Content starts

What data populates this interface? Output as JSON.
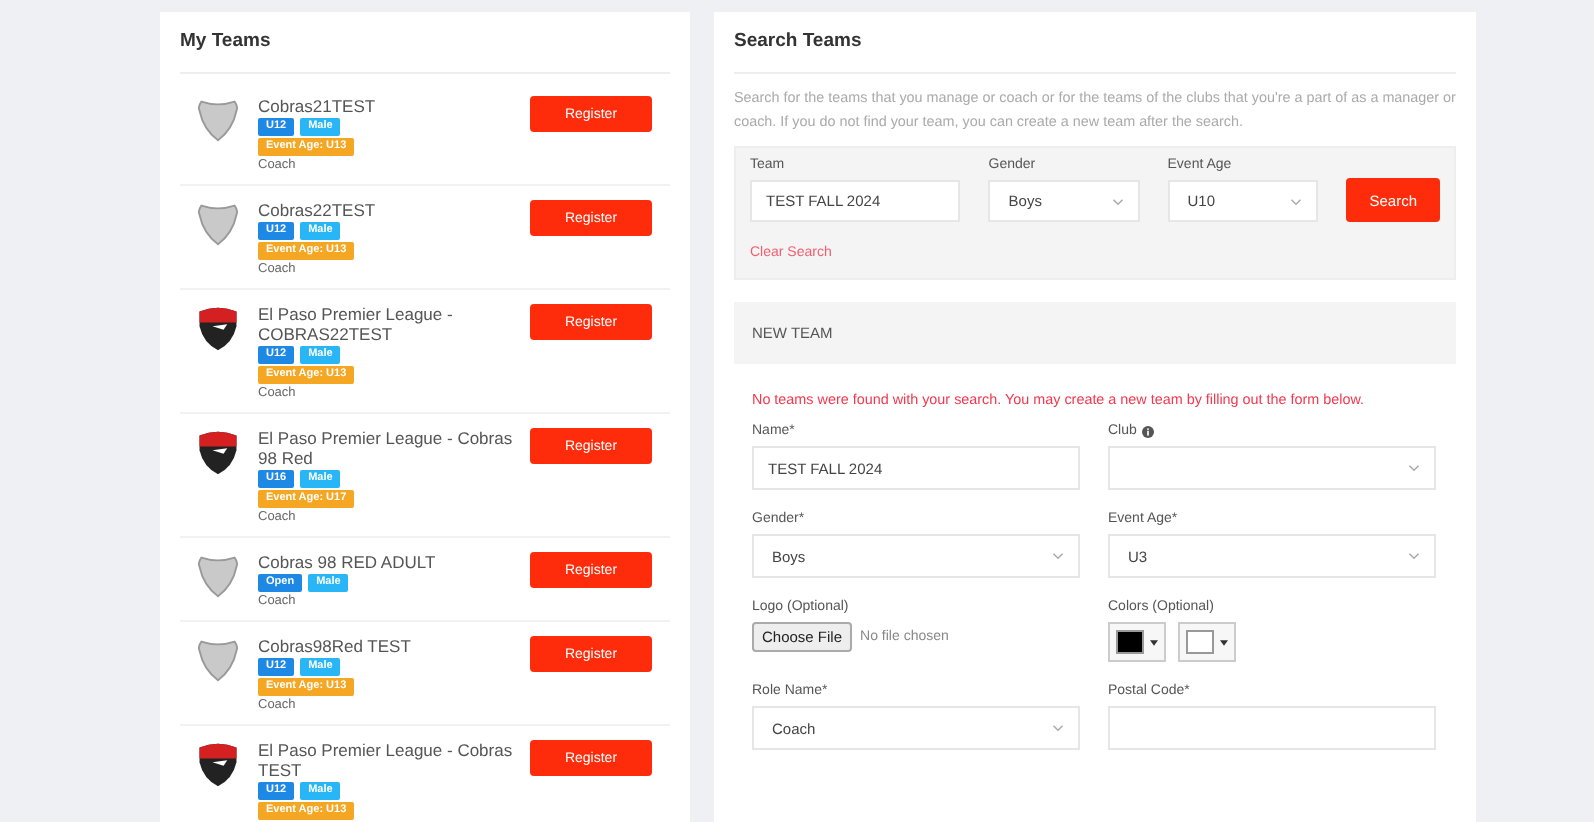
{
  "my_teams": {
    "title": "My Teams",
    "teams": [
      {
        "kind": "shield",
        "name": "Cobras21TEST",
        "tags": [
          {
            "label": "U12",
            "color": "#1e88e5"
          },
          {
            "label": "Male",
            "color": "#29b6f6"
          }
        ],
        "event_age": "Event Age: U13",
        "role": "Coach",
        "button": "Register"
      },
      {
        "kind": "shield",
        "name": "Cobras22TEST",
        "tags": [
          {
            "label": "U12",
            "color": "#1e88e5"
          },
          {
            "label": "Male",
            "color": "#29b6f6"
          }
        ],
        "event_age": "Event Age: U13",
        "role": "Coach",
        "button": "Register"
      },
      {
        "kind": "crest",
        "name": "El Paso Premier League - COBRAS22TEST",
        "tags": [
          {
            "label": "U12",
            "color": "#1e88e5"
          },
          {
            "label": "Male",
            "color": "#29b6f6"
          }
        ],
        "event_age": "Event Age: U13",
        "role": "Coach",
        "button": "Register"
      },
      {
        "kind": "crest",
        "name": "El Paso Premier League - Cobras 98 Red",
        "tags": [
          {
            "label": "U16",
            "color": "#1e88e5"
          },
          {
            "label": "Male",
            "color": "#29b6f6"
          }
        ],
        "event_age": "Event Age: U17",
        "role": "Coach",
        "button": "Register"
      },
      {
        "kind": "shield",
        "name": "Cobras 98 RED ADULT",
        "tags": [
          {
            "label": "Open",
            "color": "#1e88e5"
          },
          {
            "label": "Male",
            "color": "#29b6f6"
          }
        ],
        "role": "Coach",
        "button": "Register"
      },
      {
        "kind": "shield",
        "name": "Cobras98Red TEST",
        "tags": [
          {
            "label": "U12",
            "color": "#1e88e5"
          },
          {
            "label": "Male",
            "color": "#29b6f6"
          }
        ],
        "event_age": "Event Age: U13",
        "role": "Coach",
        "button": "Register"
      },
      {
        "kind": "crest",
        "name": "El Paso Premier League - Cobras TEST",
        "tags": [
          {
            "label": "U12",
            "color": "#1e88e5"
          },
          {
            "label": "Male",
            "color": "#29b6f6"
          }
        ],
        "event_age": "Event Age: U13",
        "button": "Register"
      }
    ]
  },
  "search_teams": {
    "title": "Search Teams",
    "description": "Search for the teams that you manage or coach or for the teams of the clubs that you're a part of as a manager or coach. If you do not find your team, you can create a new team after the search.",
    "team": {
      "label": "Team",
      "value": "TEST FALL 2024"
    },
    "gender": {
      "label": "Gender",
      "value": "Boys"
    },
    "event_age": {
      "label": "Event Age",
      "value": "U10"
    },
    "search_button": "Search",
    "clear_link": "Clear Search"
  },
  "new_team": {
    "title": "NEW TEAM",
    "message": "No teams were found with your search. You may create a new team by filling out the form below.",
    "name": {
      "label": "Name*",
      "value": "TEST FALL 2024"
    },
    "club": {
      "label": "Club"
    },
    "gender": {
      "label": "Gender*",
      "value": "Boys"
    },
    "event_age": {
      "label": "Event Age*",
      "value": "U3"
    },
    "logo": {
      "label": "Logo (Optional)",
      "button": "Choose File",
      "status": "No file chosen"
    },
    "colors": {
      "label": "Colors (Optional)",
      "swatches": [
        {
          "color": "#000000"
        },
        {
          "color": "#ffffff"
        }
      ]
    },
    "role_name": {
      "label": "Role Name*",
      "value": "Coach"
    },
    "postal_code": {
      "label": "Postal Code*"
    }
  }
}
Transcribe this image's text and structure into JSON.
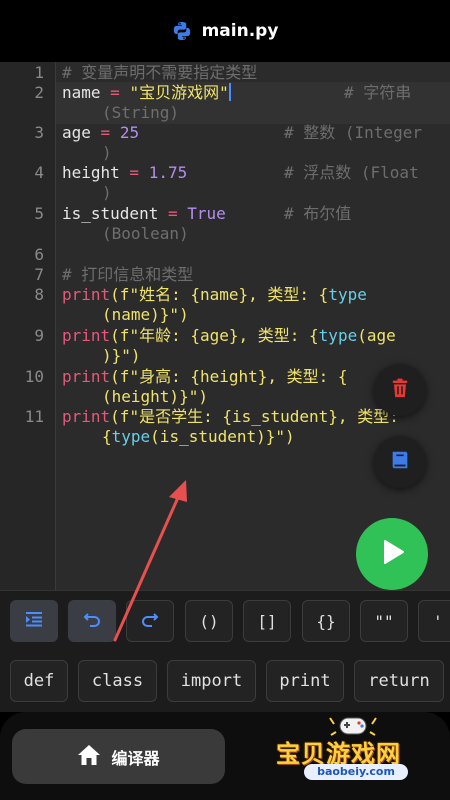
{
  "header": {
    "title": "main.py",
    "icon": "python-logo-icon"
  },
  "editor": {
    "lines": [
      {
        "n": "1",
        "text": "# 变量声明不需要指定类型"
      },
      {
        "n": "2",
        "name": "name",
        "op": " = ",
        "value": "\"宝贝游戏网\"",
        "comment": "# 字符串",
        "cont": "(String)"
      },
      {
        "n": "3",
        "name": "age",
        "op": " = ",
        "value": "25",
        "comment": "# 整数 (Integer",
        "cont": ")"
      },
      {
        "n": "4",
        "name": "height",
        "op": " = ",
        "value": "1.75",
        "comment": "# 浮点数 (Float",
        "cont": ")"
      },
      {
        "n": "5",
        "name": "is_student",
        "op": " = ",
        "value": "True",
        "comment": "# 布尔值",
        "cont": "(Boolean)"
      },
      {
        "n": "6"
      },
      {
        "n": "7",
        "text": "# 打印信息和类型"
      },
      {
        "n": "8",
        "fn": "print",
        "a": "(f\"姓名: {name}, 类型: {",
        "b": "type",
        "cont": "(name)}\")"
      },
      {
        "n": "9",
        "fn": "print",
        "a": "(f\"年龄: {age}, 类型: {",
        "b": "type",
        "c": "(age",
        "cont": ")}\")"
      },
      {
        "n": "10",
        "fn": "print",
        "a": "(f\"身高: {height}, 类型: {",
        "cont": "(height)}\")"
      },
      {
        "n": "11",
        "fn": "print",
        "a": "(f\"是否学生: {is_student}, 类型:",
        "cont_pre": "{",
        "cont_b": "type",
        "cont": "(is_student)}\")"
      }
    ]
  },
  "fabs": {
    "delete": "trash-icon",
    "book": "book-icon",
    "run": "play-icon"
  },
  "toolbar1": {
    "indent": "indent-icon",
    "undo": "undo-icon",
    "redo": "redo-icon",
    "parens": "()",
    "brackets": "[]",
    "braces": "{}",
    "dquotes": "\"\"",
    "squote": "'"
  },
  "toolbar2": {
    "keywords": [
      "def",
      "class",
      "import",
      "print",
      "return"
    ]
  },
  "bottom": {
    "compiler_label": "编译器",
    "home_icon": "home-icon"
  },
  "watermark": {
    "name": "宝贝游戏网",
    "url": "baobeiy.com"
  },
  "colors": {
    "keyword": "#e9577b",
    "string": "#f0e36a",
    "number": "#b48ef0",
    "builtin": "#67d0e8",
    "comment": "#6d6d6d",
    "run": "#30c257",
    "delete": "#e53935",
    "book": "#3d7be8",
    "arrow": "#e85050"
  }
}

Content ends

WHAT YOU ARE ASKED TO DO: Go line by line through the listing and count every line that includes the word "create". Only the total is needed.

TASK RESULT: 2